“I have to say that it’s been unusual,” he said on Wednesday. “The Mid‑Ohio race, obviously outside our control; the Milwaukee race, we’re still trying to understand why we didn’t have the performance the same as Will and Juan Pablo [Montoya]; and last weekend…Right at the start of the race, having [Sebastien] Bourdais throwing a strike right at the beginning.
“So that frustrates you, but you can’t just let those bits bite you. We’ve just got to move on, and we still have one more race, which is double points and 500 miles, so anything can happen. We’re looking for the best result.”
The best result has been what their boss, Roger Penske, has been searching for since 2006, when Sam Hornish Jr. brought him his last IndyCar Series championship.
Andretti Autosport (2007, 2012) and Chip Ganassi Racing (2008-2011, 2013) have since reigned at the top of North America’s premier open-wheel series.
But it would appear that on Saturday night,“The Captain” will finally claim the Astor Cup (yes, Simon Pagenaud of Schmidt Peterson Motorsports can also win the title, but only if he wins the MAV TV 500 and gets a lot of help).
The question is who’s going to give it to him: Castroneves or Power?

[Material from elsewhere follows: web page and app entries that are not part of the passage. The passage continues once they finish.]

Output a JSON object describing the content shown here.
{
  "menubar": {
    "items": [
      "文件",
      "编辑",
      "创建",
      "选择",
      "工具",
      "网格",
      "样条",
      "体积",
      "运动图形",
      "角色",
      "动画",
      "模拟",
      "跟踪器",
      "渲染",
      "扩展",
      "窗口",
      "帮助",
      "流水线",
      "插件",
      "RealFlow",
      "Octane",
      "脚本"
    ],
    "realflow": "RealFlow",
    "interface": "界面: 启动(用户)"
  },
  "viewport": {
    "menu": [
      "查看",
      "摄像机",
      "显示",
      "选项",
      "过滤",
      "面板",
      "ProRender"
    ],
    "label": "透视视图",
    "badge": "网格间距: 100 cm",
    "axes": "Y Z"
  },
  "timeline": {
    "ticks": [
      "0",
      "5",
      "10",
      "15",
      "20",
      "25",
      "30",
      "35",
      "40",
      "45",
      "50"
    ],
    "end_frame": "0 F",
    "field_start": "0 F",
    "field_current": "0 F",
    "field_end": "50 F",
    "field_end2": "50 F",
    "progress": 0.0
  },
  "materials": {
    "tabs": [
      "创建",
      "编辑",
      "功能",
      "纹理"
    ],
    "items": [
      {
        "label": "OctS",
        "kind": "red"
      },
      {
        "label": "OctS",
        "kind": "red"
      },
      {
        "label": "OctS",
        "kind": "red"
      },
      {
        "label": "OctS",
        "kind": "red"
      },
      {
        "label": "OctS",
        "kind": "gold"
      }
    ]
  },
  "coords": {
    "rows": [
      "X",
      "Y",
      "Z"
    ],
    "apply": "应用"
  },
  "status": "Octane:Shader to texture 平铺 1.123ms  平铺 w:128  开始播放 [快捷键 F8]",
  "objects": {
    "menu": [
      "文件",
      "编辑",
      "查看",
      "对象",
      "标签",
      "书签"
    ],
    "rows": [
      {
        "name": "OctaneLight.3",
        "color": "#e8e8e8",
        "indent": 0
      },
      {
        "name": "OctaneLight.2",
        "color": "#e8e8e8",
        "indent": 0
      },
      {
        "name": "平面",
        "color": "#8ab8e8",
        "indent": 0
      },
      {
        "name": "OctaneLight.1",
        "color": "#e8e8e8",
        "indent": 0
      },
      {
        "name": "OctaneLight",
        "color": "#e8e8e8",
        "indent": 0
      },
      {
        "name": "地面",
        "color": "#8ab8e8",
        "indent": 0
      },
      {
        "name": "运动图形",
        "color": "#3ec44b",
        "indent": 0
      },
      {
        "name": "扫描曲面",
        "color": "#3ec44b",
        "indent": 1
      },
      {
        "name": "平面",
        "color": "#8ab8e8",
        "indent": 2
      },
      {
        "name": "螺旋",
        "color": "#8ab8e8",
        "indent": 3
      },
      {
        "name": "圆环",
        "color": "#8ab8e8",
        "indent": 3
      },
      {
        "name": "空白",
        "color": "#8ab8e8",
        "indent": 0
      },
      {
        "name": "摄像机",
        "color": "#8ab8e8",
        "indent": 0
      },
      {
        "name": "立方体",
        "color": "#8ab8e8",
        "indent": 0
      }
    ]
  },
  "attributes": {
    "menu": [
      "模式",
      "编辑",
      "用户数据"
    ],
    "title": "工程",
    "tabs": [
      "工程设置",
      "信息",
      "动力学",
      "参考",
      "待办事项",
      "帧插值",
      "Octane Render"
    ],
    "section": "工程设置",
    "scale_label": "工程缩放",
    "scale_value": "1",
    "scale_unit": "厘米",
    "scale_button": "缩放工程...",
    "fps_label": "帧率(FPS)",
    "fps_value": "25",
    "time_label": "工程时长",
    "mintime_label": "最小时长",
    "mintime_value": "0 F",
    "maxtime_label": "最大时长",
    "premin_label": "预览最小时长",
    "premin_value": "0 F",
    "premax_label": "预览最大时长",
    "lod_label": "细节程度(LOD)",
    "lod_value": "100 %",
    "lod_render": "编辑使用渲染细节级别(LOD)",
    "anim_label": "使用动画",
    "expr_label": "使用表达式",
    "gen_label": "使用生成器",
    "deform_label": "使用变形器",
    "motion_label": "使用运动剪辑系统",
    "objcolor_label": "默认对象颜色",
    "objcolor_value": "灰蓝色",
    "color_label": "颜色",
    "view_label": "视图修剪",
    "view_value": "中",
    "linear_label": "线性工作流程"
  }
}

Castroneves obviously wants that honor. But, ever the good soldier, he understands the bigger picture.
From his perspective, Team Penske had three big goals this year: Winning the Indy 500 (natch), winning at Detroit (the race that Penske helped revive a few years ago), and winning the championship.
Castroneves was narrowly denied at Indy by Ryan Hunter-Reay. Then Power and Castroneves swept the two Detroit races. And now, it would seem that one of them is on the cusp of a title.
Two out of three certainly wouldn’t be bad in this case.
“We were able to accomplish Detroit; unfortunately, [we were] very close at the Indy 500, and the championship, we’re super close to making that happen, as well,” Castroneves said.
“…We’re so proud to be part of the organization, whether it’s myself or Will or Juan Pablo. We want to make sure we give this to Roger because he deserves it more than anybody.”
As for himself, Castroneves seems content to let the chips fall where they may. He’s long known that worrying about what he can’t control is folly.
Execution is what it’ll be about for him Saturday night, as he tries to finally end his career-long quest for a championship.